If I thought I’d be photographing the winners by racing ahead of the peloton for a glimpse of the leaders after 50 km, I was as mistaken as the breakaway cyclists themselves who hoped they could hold their position all day. As a fisherman, I understood the concept of the peloton “reeling in” the breakaways, but I’d never imagined it quite so dramatically as what unfolded on the highways of Jasper National Park. The peloton, with dozens of riders able to trade the burden of pushing the headwind, and being comprised of several teams of riders working together, is much more efficient than a small group of cyclists trying to go at it alone. It took all three laps around 93/93A to catch the breakaway, but by the time they started up the Marmot Basin Road, the peloton had reeled in the leaders.“Logan Owen is going to be caught,” the announcers called out as the peloton absorbed the breakaway which had led all day (Owen ended up crossing the finish 52nd).
For all of its inevitable breakaway dream-crushing, the peloton is also an empathetic organism, I learned. When a rider crashed in the feed zone area, a result of the chaos of support vehicles and personnel all vying for the best spot on the pavement, the rest of the peloton waited until the fallen rider had righted himself before proceeding earnestly. When an athlete ran out of fluids, I saw another cyclist from a competing team give him his bottle (never mind that the spent bottles were tossed directly into the woods). And while it’s not unusual for teammates to help one another urinate en route, as mentioned, more commonly, when a few riders determine they can’t hold it any longer, the whole peloton will pull over.
JOHN COLYER PILOTED HIS PHOTOMOTO WITH DARING GRACE
The Tour of Alberta in Jasper was a success on many levels: the international stage it granted this community and the park; the coordinated efforts of agencies, organizations and individuals involved; and the festivities surrounding the start and finish lines during two incredible days of hosting 120 of the world’s best athletes—no matter what a few missed sales might mean.
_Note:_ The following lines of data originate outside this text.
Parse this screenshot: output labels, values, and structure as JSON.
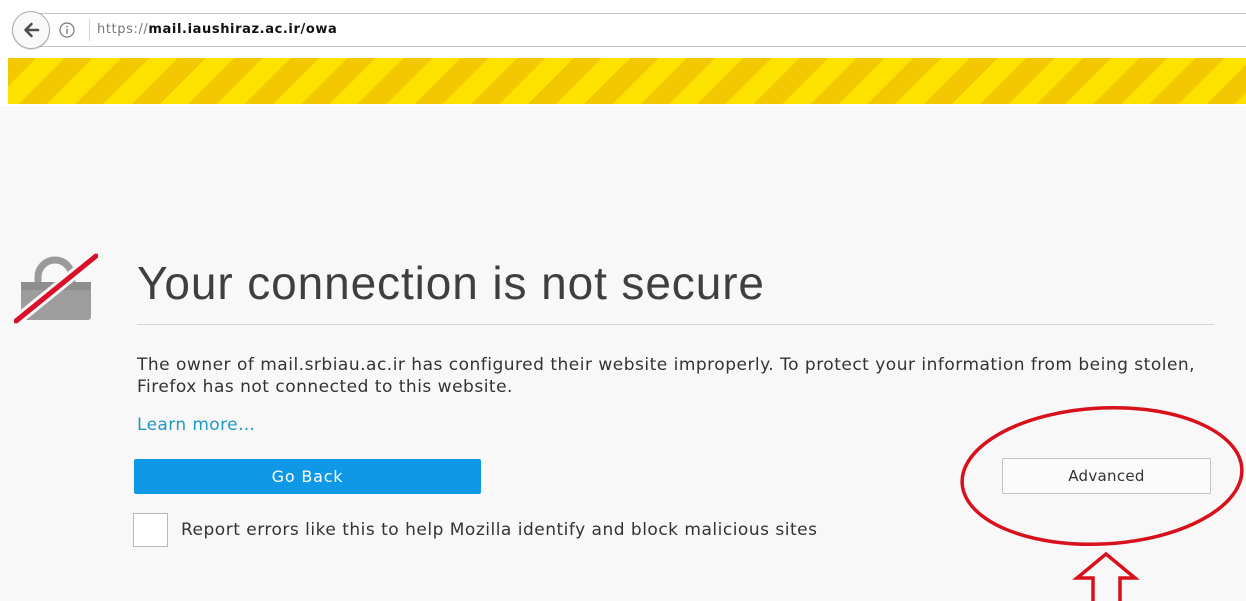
{
  "browser": {
    "url": {
      "scheme": "https://",
      "host": "mail.iaushiraz.ac.ir",
      "path": "/owa"
    },
    "icons": {
      "back": "back-arrow-icon",
      "site_info": "info-icon"
    }
  },
  "error_page": {
    "icon": "broken-lock-icon",
    "title": "Your connection is not secure",
    "description": "The owner of mail.srbiau.ac.ir has configured their website improperly. To protect your information from being stolen, Firefox has not connected to this website.",
    "learn_more_link": "Learn more…",
    "go_back_button": "Go Back",
    "advanced_button": "Advanced",
    "report_errors": {
      "checked": false,
      "label": "Report errors like this to help Mozilla identify and block malicious sites"
    }
  },
  "theme": {
    "warning_stripe_dark": "#f3c800",
    "warning_stripe_light": "#fde200",
    "primary_button": "#0f98e6",
    "link": "#1e97c6",
    "lock_slash": "#d9102a",
    "annotation": "#d8101c"
  }
}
For me, however, what I’ll remember most fondly is what I could glean about cycling culture; namely, that even though they’re competitors, pro cyclists not only have each other’s backs, but each other’s bladders, too.